Recovery takes time. I want to say that clearly up front.  I Am Anxiety isn’t a ‘get rid of anxiety in ten days’ kind of book. No one can promise you that, and those kinds of claims help no one but the person taking your money. 

 

When it comes to anxiety - knowledge is power.

 

We need to understand why we stay trapped in the anxiety cycle, and to do that, we need to understand a little bit about what anxiety does to the brain.

We need a basic high level understanding of three important parts of the brain - and you don’t need to be a doctor or psychiatrist to gain this understanding (I'm neither of those two things).

The three parts of the brain are:

  • The amygdala – the brains fear centre which controls our natural stress response (also called the fight-or-flight response)

  • The hippocampus – the part of the brain involved with memory and learning which also plays an important role in helping us recover from stressful situations.

  • The prefrontal cortex – this part of the brain controls those things that make us ‘human’. It controls our ability to concentrate, our ability to make rational and thoughtful decisions, our ability to make judgements about different situations we encounter day to day and our ability to interact with others.

 

 

 

 

 

 

 

 

 

 

 

So how do these relate to anxiety?

Amygdala

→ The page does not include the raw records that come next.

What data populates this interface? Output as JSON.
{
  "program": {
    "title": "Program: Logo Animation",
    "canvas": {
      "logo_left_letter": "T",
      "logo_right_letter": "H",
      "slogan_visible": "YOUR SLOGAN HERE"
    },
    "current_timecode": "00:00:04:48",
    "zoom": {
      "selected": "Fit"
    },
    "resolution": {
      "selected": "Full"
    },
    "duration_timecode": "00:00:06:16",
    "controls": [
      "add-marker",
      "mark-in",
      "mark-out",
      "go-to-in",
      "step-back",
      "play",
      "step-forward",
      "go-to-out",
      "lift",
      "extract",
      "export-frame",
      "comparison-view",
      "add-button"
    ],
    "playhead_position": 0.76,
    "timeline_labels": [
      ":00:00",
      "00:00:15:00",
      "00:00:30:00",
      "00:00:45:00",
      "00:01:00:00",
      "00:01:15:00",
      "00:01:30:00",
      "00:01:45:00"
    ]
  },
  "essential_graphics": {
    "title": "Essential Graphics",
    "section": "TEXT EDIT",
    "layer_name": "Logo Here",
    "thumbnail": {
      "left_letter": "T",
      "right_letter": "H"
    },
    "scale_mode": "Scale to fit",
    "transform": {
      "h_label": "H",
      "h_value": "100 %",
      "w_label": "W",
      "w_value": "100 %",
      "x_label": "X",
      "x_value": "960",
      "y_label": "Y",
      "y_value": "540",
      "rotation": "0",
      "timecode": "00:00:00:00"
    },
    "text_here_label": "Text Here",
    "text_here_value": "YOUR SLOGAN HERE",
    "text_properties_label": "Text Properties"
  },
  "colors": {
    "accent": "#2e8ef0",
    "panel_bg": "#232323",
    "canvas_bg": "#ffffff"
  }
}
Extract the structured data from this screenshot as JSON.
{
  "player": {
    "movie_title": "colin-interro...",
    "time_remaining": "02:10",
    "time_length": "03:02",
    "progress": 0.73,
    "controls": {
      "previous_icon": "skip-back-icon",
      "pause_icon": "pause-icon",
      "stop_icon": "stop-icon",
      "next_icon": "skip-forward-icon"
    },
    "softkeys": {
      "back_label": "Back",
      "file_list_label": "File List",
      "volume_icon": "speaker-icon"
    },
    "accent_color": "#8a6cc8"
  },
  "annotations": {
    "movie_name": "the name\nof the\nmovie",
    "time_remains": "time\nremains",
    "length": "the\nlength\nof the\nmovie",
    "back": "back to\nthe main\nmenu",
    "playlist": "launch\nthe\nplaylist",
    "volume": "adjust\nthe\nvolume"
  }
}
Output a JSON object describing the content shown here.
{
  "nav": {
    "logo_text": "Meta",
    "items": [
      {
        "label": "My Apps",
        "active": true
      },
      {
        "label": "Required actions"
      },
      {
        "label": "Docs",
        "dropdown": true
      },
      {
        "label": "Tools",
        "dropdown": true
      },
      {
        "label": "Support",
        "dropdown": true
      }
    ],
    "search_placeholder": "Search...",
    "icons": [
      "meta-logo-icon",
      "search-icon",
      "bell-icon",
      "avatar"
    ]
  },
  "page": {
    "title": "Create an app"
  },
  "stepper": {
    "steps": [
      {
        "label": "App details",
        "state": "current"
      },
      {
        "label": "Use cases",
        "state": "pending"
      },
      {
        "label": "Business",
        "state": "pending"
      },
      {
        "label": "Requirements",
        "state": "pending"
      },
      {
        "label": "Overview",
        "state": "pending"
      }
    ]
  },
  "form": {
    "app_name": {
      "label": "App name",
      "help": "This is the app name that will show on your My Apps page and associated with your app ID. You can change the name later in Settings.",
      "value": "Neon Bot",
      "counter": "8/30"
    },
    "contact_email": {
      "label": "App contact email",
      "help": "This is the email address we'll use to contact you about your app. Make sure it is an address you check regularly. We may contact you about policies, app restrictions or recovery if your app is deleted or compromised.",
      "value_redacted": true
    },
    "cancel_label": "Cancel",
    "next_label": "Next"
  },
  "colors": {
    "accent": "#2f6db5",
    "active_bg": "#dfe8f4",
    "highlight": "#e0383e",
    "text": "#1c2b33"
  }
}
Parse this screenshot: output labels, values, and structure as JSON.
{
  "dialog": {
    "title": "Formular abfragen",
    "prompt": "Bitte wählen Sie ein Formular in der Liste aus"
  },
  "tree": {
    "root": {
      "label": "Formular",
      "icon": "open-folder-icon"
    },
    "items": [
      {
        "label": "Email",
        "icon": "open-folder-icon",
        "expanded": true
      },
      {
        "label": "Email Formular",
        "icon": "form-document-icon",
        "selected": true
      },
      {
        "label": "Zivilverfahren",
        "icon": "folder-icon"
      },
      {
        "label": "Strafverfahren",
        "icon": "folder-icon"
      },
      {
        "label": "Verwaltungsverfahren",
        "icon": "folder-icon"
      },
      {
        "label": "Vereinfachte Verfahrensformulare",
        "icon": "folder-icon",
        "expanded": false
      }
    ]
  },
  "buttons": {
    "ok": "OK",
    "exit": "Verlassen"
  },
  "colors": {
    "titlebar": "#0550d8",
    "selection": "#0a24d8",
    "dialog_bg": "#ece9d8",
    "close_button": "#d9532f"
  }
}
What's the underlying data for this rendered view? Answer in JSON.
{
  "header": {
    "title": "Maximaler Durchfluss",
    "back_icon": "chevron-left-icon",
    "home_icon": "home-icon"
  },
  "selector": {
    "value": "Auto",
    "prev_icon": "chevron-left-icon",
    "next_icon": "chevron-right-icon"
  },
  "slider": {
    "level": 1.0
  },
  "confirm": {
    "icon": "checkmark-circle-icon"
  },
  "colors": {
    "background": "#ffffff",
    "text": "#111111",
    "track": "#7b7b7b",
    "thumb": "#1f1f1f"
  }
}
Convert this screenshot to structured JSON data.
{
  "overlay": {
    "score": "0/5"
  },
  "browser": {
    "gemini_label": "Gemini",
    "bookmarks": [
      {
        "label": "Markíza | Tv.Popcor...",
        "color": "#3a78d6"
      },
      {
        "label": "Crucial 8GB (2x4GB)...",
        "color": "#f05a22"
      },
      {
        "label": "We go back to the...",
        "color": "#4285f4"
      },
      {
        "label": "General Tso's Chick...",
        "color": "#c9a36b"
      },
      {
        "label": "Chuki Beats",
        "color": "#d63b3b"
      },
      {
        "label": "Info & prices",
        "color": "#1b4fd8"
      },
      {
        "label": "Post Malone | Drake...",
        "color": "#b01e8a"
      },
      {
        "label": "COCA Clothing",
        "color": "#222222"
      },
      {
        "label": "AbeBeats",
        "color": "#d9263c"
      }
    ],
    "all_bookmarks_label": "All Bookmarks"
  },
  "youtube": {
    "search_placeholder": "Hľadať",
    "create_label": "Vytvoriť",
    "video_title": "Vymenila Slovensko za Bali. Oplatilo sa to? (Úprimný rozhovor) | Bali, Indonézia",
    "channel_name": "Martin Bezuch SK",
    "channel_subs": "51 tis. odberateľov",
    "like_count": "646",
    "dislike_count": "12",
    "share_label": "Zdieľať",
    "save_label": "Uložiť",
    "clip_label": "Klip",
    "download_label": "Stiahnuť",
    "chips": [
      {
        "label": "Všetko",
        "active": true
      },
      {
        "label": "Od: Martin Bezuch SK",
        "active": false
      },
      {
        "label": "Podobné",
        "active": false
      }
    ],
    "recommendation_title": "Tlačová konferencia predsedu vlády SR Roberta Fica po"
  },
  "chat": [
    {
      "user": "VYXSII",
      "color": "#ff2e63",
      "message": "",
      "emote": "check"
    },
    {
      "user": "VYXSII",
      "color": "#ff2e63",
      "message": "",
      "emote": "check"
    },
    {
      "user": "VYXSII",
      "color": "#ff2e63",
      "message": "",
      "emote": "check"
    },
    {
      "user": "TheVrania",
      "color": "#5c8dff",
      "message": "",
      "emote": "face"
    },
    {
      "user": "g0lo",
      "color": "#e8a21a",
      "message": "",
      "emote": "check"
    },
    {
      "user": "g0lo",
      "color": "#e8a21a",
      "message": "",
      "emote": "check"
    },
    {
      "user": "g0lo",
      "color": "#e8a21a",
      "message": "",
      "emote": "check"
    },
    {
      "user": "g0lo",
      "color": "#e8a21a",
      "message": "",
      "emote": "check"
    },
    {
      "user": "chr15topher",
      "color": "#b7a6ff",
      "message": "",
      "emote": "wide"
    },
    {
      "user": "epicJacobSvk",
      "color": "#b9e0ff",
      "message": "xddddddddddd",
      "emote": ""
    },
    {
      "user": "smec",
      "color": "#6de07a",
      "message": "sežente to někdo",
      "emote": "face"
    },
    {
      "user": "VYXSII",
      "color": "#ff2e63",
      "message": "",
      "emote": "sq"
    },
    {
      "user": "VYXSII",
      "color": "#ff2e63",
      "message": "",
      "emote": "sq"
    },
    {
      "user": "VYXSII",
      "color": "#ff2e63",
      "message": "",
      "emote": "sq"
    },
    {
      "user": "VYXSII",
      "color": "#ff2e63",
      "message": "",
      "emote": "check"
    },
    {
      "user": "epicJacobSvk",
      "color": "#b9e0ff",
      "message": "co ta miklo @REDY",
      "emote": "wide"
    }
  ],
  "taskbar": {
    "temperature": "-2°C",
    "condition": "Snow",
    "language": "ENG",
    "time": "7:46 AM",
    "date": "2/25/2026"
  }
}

In a nutshell, when we are stressed and anxious for prolonged periods, the stress hormones released by the amygdala cause this part of the brain to get bigger.  It therefore gets better at doing its job and so does it more often.  Its job is to get us ready to deal with danger – so we get better at being anxious (and so do it more and more).

 

Hippocampus 

The bodies stress hormones also cause the hippocampus to get smaller which means it’s not as good at doing its job.  Its job is to help the body recover from stressful events and it also plays an important role in memory and learning. 

Prefrontal cortex

When the amygdala gets bigger and the hippocampus gets smaller, the prefrontal cortex can’t do its job properly.  The fear centre of the brain (the amygdala) has taken over.

 

You are now caught in the anxiety cycle.

 

 

 

 

 

 

 

 

 

 

 

 

 

Through the reading and research I did when I was unwell, and by taking the most helpful advice from others who had experienced anxiety and recovered, I realised that there were two things I had to do to break the anxiety cycle permanently – and return my mind to normal healthy functioning.

 

1. I had to take the fear out of my symptoms.  This would reduce the quantity of I’m in danger messages my amygdala was receiving; and

2. I had to take the ‘hyperactivity’ out of my amygdala to stop it from being so good at doing its job. This would help it, and the other parts of my brain, return to normal healthy functioning.

The book has enabled me to fully explain how  - by applying these two steps to my life and to the strange and frightening symptoms I was experiencing on a daily basis - I was able to fully recover.  I also use the blog on this site to discuss the steps to anxiety recovery and their practical application.